**WHAT IS EXPECTED**
The answer must consist of every line in the records that contains the word "likes".

[Data about app and page elements]
----------
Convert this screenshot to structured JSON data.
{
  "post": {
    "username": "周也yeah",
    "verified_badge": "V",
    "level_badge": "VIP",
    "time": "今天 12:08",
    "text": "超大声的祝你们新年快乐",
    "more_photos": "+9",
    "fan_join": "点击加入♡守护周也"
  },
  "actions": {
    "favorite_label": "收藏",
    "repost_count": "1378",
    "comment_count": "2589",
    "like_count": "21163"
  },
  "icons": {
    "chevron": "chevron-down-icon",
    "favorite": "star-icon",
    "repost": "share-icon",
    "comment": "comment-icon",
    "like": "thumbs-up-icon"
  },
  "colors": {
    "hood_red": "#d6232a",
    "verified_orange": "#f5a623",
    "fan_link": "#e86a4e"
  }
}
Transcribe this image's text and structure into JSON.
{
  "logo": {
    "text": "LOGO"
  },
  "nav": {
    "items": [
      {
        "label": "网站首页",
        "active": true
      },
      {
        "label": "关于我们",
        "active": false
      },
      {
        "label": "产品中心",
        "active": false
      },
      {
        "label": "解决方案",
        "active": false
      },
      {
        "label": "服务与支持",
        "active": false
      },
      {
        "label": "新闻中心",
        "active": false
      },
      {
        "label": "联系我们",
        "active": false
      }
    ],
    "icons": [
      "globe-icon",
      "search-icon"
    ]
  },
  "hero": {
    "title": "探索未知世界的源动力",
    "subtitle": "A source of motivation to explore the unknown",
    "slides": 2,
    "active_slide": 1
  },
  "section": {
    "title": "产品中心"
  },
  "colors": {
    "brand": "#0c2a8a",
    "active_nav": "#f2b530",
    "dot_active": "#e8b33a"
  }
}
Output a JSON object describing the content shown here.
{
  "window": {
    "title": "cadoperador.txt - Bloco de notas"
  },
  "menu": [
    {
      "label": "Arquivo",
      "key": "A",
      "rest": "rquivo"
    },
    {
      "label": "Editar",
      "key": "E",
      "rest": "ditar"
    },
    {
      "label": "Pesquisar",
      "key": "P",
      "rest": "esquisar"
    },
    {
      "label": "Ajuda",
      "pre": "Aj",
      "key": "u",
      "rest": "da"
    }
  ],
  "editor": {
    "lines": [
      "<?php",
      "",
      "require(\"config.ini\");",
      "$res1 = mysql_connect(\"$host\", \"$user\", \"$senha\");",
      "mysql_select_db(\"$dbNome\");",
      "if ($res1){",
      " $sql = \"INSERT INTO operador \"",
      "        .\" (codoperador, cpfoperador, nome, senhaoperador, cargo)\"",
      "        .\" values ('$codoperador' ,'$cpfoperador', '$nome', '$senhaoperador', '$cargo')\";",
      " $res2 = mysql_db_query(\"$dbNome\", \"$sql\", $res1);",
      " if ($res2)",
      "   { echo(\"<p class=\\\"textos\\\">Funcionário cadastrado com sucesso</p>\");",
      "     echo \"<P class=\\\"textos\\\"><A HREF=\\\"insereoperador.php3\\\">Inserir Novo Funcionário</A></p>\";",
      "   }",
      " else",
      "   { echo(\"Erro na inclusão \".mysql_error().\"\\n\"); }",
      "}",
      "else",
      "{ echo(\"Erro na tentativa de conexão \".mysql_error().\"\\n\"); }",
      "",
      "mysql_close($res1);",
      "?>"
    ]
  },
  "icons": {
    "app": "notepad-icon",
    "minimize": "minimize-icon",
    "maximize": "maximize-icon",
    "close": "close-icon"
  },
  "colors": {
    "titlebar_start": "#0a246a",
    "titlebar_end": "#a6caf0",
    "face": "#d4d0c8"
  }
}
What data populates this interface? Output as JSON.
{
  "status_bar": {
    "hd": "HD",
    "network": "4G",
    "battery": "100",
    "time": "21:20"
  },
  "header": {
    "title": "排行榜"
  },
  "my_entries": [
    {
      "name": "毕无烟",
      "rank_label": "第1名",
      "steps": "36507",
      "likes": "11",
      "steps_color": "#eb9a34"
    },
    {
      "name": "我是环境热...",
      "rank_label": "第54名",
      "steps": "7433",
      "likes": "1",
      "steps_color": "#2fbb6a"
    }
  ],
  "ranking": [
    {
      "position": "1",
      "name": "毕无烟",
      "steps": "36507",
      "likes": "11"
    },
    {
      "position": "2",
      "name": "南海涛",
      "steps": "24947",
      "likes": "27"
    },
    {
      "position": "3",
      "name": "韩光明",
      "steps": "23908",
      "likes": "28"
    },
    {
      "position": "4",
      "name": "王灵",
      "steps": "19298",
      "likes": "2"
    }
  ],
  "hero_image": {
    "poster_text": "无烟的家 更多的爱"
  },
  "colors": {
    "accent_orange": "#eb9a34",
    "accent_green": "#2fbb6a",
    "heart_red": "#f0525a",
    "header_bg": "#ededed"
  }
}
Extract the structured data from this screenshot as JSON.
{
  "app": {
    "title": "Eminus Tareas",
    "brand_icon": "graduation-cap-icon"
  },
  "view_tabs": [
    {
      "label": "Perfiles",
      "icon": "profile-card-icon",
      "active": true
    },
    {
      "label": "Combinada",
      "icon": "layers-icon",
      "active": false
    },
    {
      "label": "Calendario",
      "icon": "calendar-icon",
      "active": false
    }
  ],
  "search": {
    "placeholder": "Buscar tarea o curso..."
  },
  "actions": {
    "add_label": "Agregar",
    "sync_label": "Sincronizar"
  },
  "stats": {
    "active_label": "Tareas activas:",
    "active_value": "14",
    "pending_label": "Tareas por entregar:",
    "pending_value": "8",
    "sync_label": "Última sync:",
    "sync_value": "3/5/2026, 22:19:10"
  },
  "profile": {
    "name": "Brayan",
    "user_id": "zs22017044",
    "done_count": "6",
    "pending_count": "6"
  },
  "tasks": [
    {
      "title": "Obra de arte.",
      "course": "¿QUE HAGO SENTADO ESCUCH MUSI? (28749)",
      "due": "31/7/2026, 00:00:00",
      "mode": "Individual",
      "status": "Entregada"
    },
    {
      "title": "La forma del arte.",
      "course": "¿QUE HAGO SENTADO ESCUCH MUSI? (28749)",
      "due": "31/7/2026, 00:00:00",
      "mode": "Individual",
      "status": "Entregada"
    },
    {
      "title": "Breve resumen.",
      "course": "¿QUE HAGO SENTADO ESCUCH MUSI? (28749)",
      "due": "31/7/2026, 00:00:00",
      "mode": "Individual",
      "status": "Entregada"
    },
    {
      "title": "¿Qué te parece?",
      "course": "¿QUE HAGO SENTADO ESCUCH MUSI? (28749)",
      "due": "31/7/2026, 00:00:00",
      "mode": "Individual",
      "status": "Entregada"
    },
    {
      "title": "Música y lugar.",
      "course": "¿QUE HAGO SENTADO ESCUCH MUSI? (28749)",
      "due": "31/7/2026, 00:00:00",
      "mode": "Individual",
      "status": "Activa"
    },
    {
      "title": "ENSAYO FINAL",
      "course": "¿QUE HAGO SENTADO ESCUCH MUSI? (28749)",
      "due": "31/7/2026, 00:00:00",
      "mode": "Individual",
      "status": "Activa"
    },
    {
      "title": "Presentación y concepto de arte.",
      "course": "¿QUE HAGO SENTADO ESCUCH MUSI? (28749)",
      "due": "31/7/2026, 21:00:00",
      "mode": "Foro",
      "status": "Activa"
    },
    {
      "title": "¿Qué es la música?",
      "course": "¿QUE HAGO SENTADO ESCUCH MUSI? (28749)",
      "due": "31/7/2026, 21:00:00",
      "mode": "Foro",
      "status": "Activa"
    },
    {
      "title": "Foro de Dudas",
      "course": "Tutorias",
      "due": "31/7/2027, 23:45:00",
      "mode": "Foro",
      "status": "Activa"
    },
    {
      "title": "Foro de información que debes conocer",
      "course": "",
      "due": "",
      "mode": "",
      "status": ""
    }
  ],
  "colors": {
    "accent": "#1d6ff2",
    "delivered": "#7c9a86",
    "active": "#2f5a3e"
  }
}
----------
**OUTPUT OF THE EXERCISE**
      "likes": "11",
      "likes": "1",
      "likes": "11"
      "likes": "27"
      "likes": "28"
      "likes": "2"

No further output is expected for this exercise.